a turn. It is a body turn, not something you do with your feet, to
alert your partner that a turn is coming. The amount of impulse
indicates whether the turn is slight as to feather position or a full
turn as in a big double reverse spin. CBMP (contra body movement
position) is the placing of one foot onto the same track or across
the track of the other foot.
then we add words like “commence to turn” and turn “on,”
“over,” or “between” steps in describing turns in the smooth
rhythms. “Commence to turn” means you are preparing to step by
applying CBM (a shift through the body) but no change of alignment
occurs until “between” the first and second step. In smooth
dances, turns occur between feet. In Latins, turns occur on a foot.
“On” means you have full weight on the foot as it turns, as in a
swivel, spiral, or pivot. “Over” means making the prescribed
amount of turn over a number of steps, as in a three-step turn.
real corker, of course, is that in a turn, the two dancing partners
have different amounts of turn on each step. Huh, you say? When you
are moving forward, you are most likely on the outside of a turn. The
person going back generally is on the inside of the turn.
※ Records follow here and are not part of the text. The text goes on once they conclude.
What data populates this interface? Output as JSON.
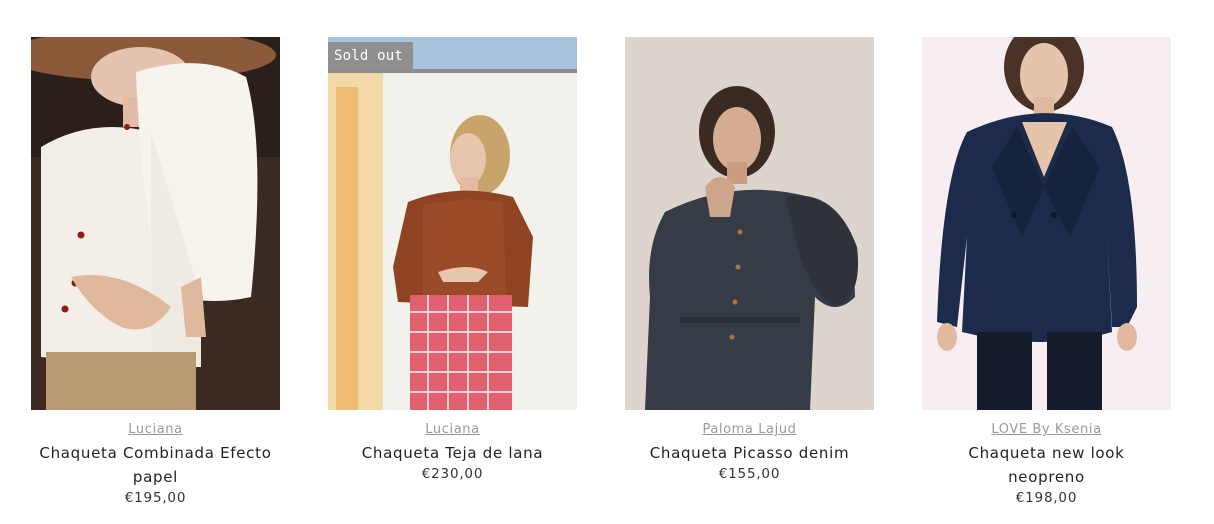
{
  "products": [
    {
      "vendor": "Luciana",
      "title": "Chaqueta Combinada Efecto papel",
      "price": "€195,00",
      "badge": ""
    },
    {
      "vendor": "Luciana",
      "title": "Chaqueta Teja de lana",
      "price": "€230,00",
      "badge": "Sold out"
    },
    {
      "vendor": "Paloma Lajud",
      "title": "Chaqueta Picasso denim",
      "price": "€155,00",
      "badge": ""
    },
    {
      "vendor": "LOVE By Ksenia",
      "title": "Chaqueta new look neopreno",
      "price": "€198,00",
      "badge": ""
    }
  ]
}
This
matters because the person on the inside will travel less than
partner, and in waltz, for example, all her turn is made between
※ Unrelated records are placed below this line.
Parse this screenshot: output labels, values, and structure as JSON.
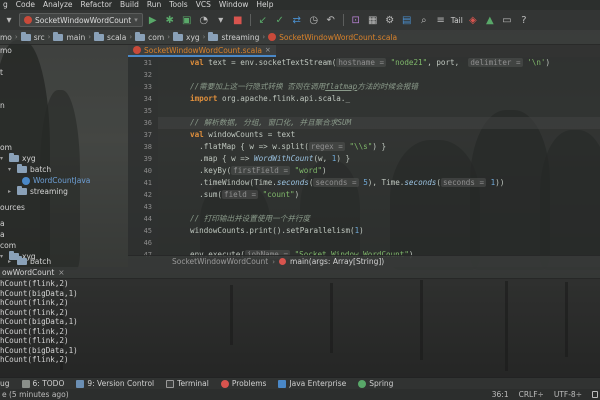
{
  "menu": {
    "items": [
      "g",
      "Code",
      "Analyze",
      "Refactor",
      "Build",
      "Run",
      "Tools",
      "VCS",
      "Window",
      "Help"
    ]
  },
  "toolbar": {
    "run_config": "SocketWindowWordCount",
    "tail_label": "Tail"
  },
  "breadcrumb": {
    "items": [
      "mo",
      "src",
      "main",
      "scala",
      "com",
      "xyg",
      "streaming"
    ],
    "file": "SocketWindowWordCount.scala"
  },
  "editor": {
    "tab_label": "SocketWindowWordCount.scala",
    "line_numbers": [
      "31",
      "32",
      "33",
      "34",
      "35",
      "36",
      "37",
      "38",
      "39",
      "40",
      "41",
      "42",
      "43",
      "44",
      "45",
      "46",
      "47"
    ],
    "code": {
      "l31_kw": "val",
      "l31_a": " text = env.socketTextStream(",
      "l31_h1": "hostname =",
      "l31_s1": " \"node21\"",
      "l31_b": ", port,  ",
      "l31_h2": "delimiter =",
      "l31_s2": " '\\n'",
      "l31_c": ")",
      "l33_cmt_a": "//需要加上这一行隐式转换 否则在调用",
      "l33_cmt_u": "flatmap",
      "l33_cmt_b": "方法的时候会报错",
      "l34_kw": "import",
      "l34_a": " org.apache.flink.api.scala._",
      "l36_cmt": "// 解析数据, 分组, 窗口化, 并且聚合求SUM",
      "l37_kw": "val",
      "l37_a": " windowCounts = text",
      "l38_a": "  .flatMap { w => w.split(",
      "l38_h": "regex =",
      "l38_s": " \"\\\\s\"",
      "l38_b": ") }",
      "l39_a": "  .map { w => ",
      "l39_it": "WordWithCount",
      "l39_b": "(w, ",
      "l39_n": "1",
      "l39_c": ") }",
      "l40_a": "  .keyBy(",
      "l40_h": "firstField =",
      "l40_s": " \"word\"",
      "l40_b": ")",
      "l41_a": "  .timeWindow(Time.",
      "l41_it1": "seconds",
      "l41_b": "(",
      "l41_h1": "seconds =",
      "l41_n1": " 5",
      "l41_c": "), Time.",
      "l41_it2": "seconds",
      "l41_d": "(",
      "l41_h2": "seconds =",
      "l41_n2": " 1",
      "l41_e": "))",
      "l42_a": "  .sum(",
      "l42_h": "field =",
      "l42_s": " \"count\"",
      "l42_b": ")",
      "l44_cmt": "// 打印输出并设置使用一个并行度",
      "l45_a": "windowCounts.print().setParallelism(",
      "l45_n": "1",
      "l45_b": ")",
      "l47_a": "env.execute(",
      "l47_h": "jobName =",
      "l47_s": " \"Socket Window WordCount\"",
      "l47_b": ")"
    },
    "status_class": "SocketWindowWordCount",
    "status_method": "main(args: Array[String])"
  },
  "tree": {
    "items": [
      {
        "label": "mo",
        "depth": 0
      },
      {
        "label": "",
        "depth": 0
      },
      {
        "label": "t",
        "depth": 0
      },
      {
        "label": "n",
        "depth": 0
      },
      {
        "label": "om",
        "depth": 0
      },
      {
        "label": "xyg",
        "depth": 1
      },
      {
        "label": "batch",
        "depth": 2
      },
      {
        "label": "WordCountJava",
        "depth": 3
      },
      {
        "label": "streaming",
        "depth": 2
      },
      {
        "label": "ources",
        "depth": 0
      },
      {
        "label": "a",
        "depth": 0
      },
      {
        "label": "a",
        "depth": 0
      },
      {
        "label": "com",
        "depth": 0
      },
      {
        "label": "xyg",
        "depth": 1
      },
      {
        "label": "batch",
        "depth": 2
      }
    ]
  },
  "run": {
    "title": "owWordCount",
    "lines": [
      "hCount(flink,2)",
      "hCount(bigData,1)",
      "hCount(flink,2)",
      "hCount(flink,2)",
      "hCount(bigData,1)",
      "hCount(flink,2)",
      "hCount(flink,2)",
      "hCount(bigData,1)",
      "hCount(flink,2)"
    ]
  },
  "tool_windows": [
    {
      "label": "ug",
      "icon": "bug-icon"
    },
    {
      "label": "6: TODO",
      "icon": "todo-icon"
    },
    {
      "label": "9: Version Control",
      "icon": "vcs-icon"
    },
    {
      "label": "Terminal",
      "icon": "terminal-icon"
    },
    {
      "label": "Problems",
      "icon": "problems-icon"
    },
    {
      "label": "Java Enterprise",
      "icon": "java-enterprise-icon"
    },
    {
      "label": "Spring",
      "icon": "spring-icon"
    }
  ],
  "statusbar": {
    "message": "e (5 minutes ago)",
    "position": "36:1",
    "line_sep": "CRLF÷",
    "encoding": "UTF-8÷"
  },
  "colors": {
    "keyword": "#e08f3c",
    "string": "#7fb86a",
    "accent": "#4a88c7",
    "file_tab": "#d9822b"
  }
}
steps 1 and 2. The body turns less than the feet between steps 1 and
2 but catches up on step 3. (This is so her body can remain in closed
position.) The person on the outside of a turn has farther to travel
and his turn is divided into two parts: In waltz, the leader makes
1/4 turn between steps 1 and 2 and 1/8th turn between steps 2 and 3.
the simple maneuver (phase II waltz), dressed up and explained in all
its glory, goes like this: Man commencing to turn steps straight
forward R (using CBM), then forward L making 1/4 turn between steps 1
and 2, and finishing with 1/8 turn before he closes on step 3. Lady
steps back L pointing R where it will go next, completing her full
3/8 turn as she steps forward R, closes L to R with no additional
foot turn but allowing her body to catch up (complete the turn).
you care? It’s not so important when dancing a phase II waltz
figure, but the technique, when applied, will make more ambitious
variations of it much easier.
who have taken a teach with us on Grecia’s Waltz (Blackford phase
VI waltz) or our Apassionata (phase V waltz), have heard some of
these words in describing the outside run & pivot; maneuver. It’s
like two maneuvers in a row, separated by a pivot. Lady is on the
inside of the two turns, one into the pivot and in the maneuver, but
on the outside of the pivot. It is especially important that she get
her first turn done (staying in closed position while the man comes
around on the outside) so she is ready to drive into the pivot.
[*The difference between alignment and direction: Alignment refers to
where the feet are pointing in relationship to the room. Direction is
where you are moving in the room. As in semi-closed position, we may
move down LOD (our direction of travel) but we would be facing
diagonal line and wall (DLW), which is our alignment because that is
where our feet are aimed.]
From a club
newsletter prepared by Dan
and Sandi Finch , August
in the Dixie Round Dance Council (DRDC)
Newsletter, December 2014/January 2015.